A more challenging steganography challenge using least-significant-bit encoding.
We are given a large PNG of some smarties (cropped):
Usual steganographic methods don't seem to return anything significant, but the large filesize of the image indicates that maybe there is something encoded in the least significant bit of each pixel in the image.
We can use Python and the
PIL library to extract the least significant bit of each pixel and then convert each 7 bits in the binary string to ASCII
We also need to note colours of the smarties in the image as it determines which channel (R, G or B) we need to read the LSB value from - The order in the picture is green, red, green, blue, blue, red, green, blue and using
itertools we can create a
cycle to cycle through this sequence and pick out the correct channel.
import sys from PIL import Image from itertools import cycle image = Image.open("smarties.png") message =  order = cycle("GRGBBRGB") for rgb in list(image.getdata()): channel = next(order) if channel == "R": message.append(rgb & 1) if channel == "G": message.append(rgb & 1) if channel == "B": message.append(rgb & 1) for i in range(0, len(message), 7): sys.stdout.write(chr(int("".join([str(x) for x in message[i:i+7]]), 2))) sys.stdout.flush()
Piping this to an output file with:
python lsb_steg.py > output.txt
Gives us a large output file of what appears to be hexadecimal - The first two bytes are

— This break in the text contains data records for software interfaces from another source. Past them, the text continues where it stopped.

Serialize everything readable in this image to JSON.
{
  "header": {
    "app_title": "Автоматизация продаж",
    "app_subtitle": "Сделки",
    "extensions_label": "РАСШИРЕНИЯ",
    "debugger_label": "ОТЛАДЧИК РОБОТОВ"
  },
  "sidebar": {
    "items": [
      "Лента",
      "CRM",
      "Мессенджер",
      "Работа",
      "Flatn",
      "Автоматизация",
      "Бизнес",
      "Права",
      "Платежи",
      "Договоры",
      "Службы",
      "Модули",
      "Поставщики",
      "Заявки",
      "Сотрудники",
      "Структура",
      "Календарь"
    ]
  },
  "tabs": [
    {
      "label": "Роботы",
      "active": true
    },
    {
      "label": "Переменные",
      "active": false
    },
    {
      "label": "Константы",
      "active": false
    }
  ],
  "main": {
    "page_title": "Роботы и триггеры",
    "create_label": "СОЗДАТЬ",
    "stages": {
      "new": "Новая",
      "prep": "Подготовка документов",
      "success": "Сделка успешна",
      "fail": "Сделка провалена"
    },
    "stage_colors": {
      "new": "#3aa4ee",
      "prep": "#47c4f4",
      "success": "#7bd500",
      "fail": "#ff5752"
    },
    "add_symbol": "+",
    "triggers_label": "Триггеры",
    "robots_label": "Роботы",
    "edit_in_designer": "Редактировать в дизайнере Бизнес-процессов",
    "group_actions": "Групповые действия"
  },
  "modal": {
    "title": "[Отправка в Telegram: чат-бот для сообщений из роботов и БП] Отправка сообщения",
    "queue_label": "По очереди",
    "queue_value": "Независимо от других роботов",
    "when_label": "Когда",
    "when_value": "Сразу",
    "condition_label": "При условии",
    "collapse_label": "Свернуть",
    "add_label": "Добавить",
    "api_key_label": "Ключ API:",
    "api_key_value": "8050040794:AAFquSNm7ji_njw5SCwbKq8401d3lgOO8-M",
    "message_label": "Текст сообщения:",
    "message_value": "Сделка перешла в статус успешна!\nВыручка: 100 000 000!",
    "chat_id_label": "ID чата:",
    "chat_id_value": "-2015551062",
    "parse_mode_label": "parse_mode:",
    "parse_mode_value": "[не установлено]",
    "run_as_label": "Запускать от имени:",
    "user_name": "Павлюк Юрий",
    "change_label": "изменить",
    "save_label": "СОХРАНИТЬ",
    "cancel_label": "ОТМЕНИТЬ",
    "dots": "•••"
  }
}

89 50 4E 47 0D 0A 1A 0A which indicate that it is a PNG file.
Converting the output to a PNG file gives us the hidden image:
The image gives us the flag: